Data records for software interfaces
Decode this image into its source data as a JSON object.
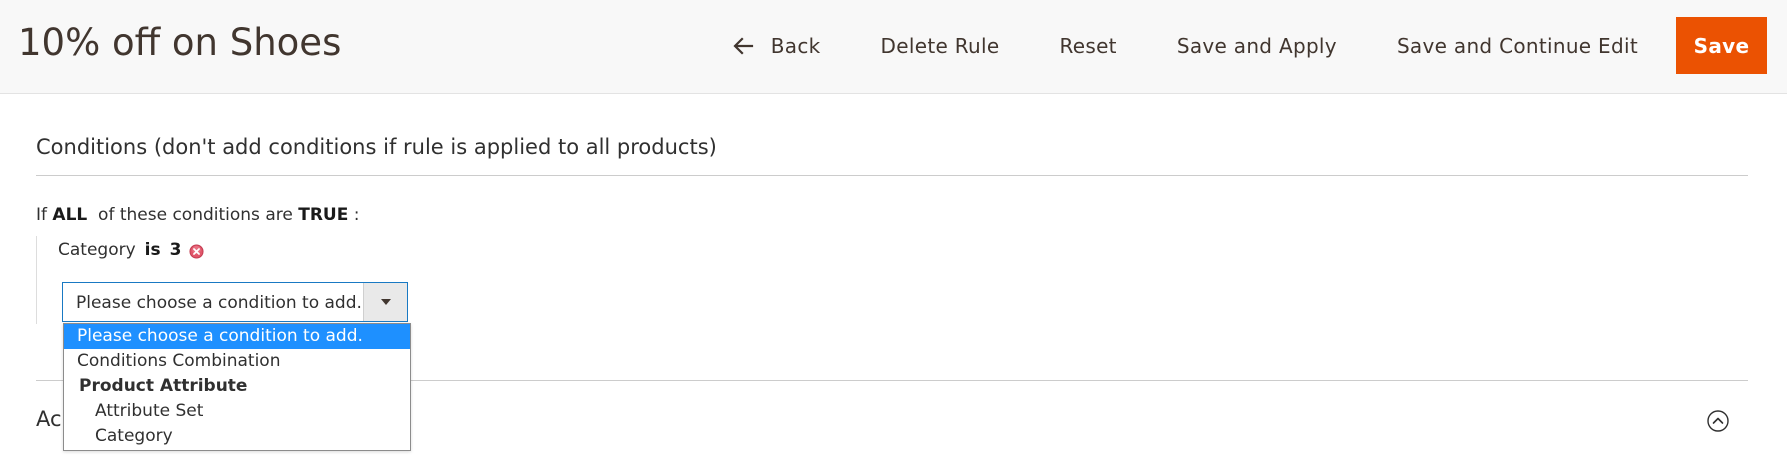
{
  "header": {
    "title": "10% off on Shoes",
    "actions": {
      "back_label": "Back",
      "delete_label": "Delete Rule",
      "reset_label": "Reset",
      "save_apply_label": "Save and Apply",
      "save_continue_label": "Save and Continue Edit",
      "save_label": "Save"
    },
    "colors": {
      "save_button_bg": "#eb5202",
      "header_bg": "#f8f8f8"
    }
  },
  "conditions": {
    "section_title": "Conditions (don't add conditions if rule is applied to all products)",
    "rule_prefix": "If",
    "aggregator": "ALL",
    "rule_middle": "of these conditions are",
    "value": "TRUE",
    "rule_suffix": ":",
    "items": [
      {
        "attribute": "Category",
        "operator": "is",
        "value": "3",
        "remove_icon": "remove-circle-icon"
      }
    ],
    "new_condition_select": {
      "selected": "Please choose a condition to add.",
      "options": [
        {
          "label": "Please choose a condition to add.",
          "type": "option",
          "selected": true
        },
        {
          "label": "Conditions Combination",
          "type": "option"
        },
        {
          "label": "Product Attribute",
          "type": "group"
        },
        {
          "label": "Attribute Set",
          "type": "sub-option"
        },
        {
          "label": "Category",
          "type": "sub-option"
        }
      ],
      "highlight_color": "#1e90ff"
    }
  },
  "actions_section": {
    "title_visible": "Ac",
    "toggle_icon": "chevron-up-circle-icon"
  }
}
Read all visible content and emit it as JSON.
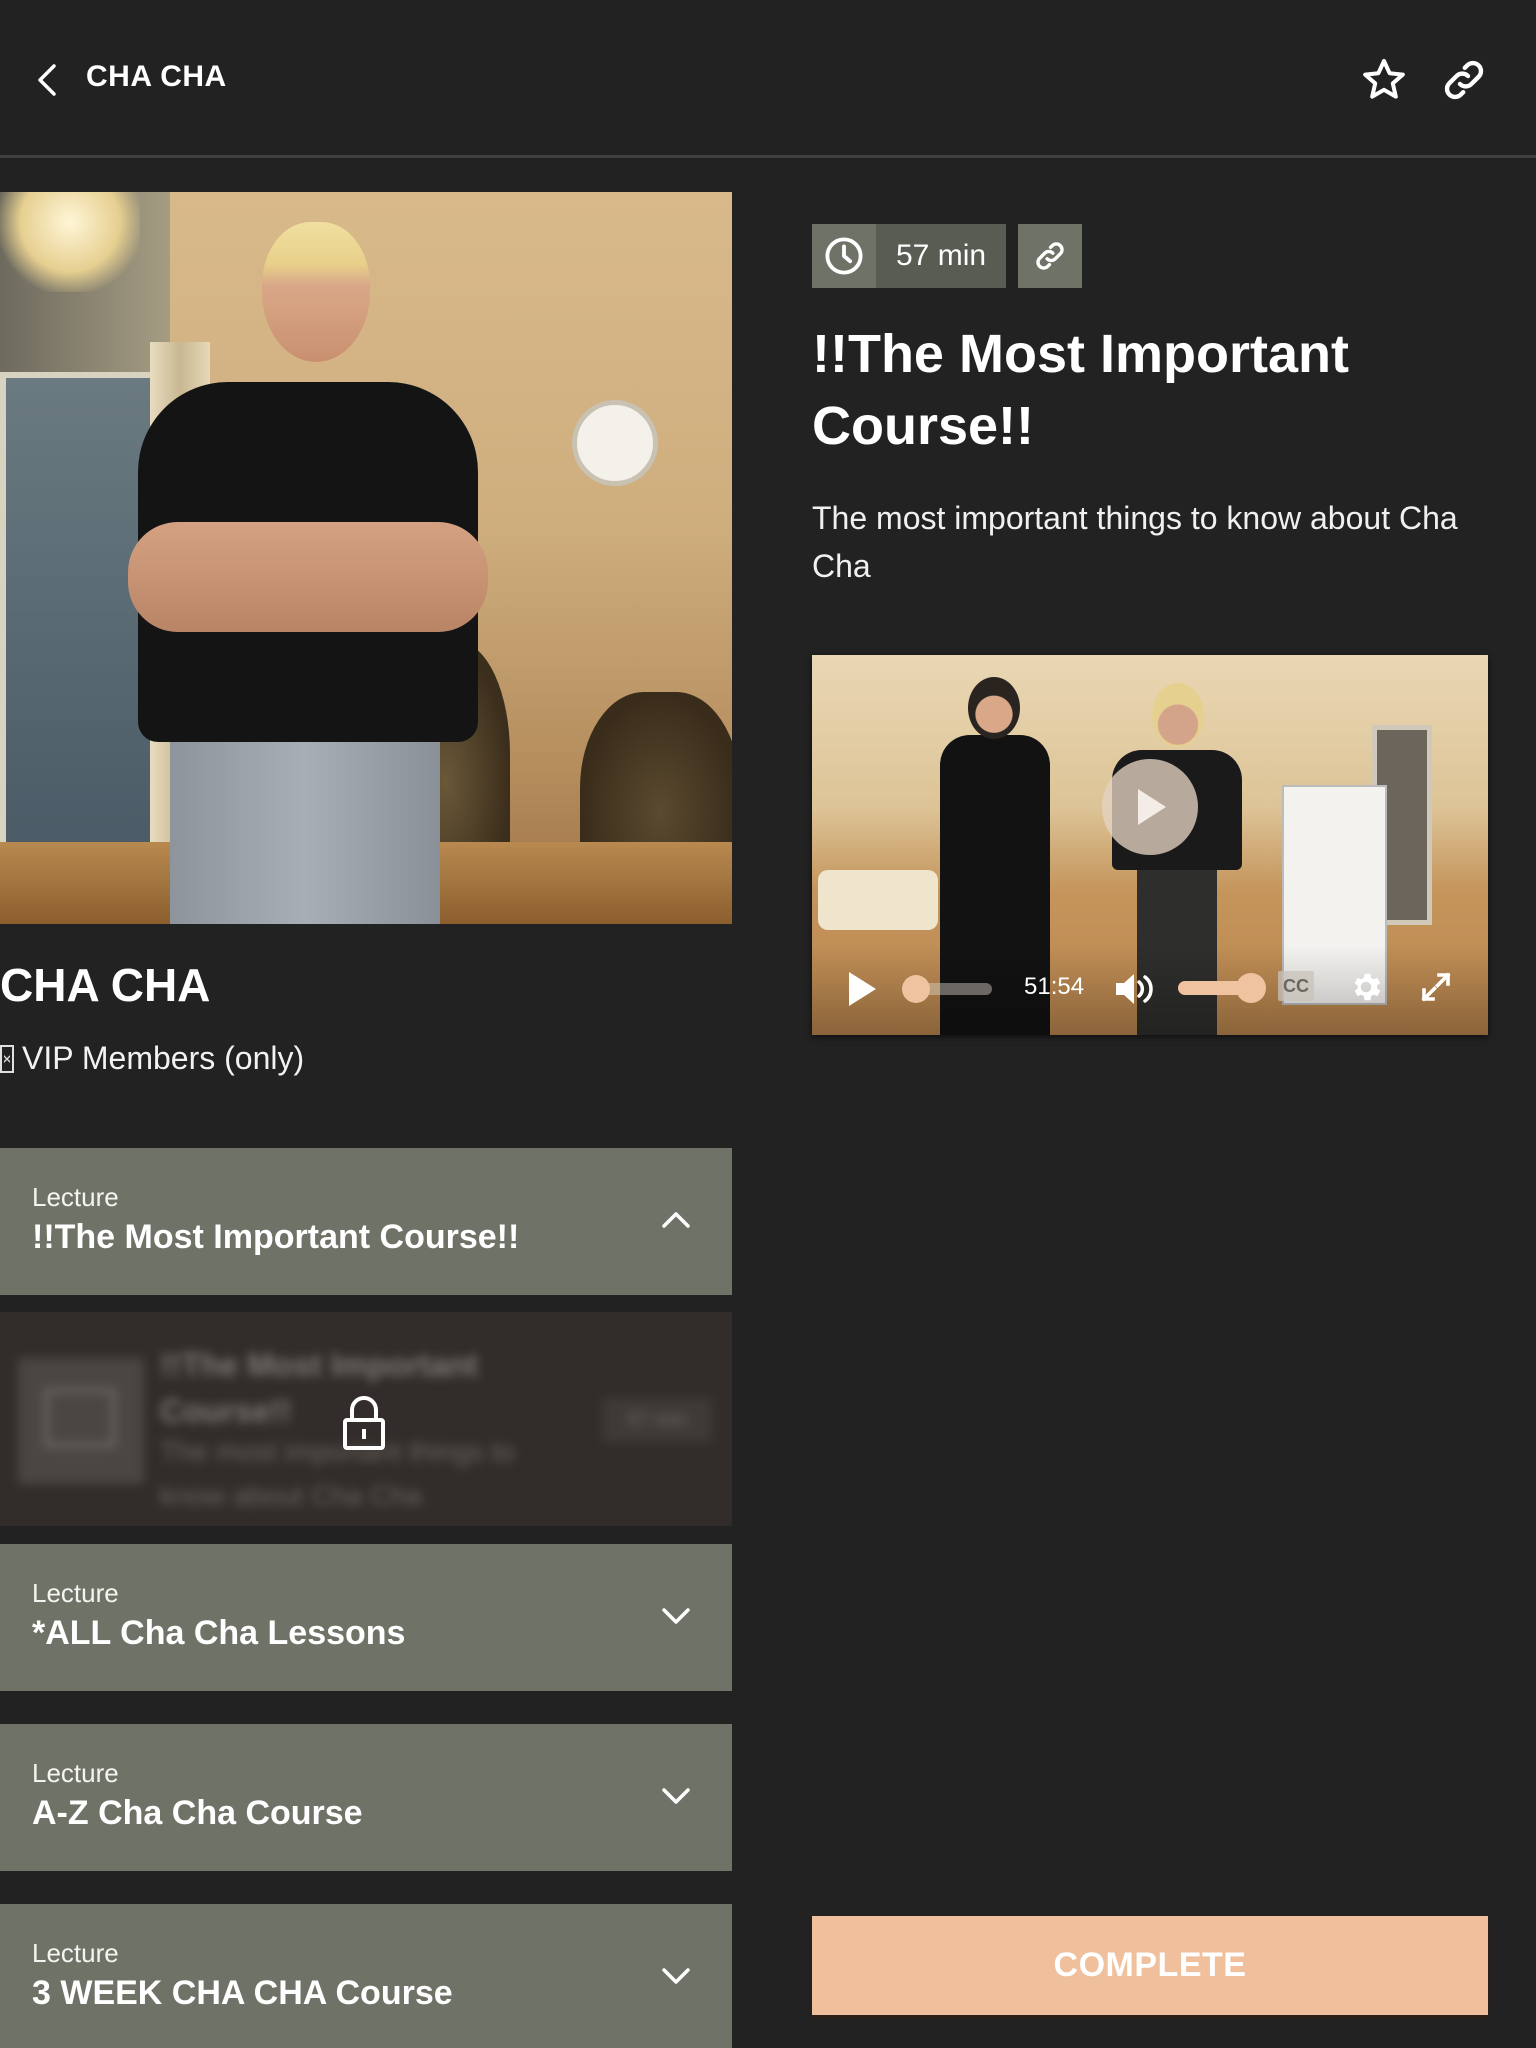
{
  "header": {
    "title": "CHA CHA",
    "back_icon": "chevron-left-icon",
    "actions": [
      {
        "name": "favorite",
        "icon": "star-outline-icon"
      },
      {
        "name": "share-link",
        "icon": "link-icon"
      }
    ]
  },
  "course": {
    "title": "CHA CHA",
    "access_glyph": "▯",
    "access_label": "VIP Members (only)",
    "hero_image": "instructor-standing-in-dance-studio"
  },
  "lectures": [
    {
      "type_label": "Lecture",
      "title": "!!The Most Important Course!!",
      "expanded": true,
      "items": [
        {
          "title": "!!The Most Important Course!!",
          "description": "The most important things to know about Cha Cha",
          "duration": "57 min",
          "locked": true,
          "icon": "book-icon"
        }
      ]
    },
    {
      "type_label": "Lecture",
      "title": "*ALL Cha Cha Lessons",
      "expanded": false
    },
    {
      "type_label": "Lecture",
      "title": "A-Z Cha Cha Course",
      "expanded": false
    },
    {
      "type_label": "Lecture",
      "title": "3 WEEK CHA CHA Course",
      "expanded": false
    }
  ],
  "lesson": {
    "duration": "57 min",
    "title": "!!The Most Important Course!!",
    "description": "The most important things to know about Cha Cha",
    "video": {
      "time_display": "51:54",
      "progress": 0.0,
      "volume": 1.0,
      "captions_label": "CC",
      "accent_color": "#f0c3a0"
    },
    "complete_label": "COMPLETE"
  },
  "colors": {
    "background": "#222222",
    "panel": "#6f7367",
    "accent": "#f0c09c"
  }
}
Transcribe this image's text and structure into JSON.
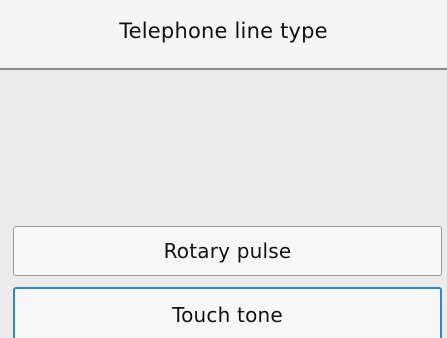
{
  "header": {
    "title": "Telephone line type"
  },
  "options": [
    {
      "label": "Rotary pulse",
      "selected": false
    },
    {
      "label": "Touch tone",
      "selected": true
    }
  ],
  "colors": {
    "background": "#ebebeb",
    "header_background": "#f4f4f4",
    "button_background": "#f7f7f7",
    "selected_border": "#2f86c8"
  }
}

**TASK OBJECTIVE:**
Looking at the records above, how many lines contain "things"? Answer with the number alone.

**WRITTEN RESPONSE:**
2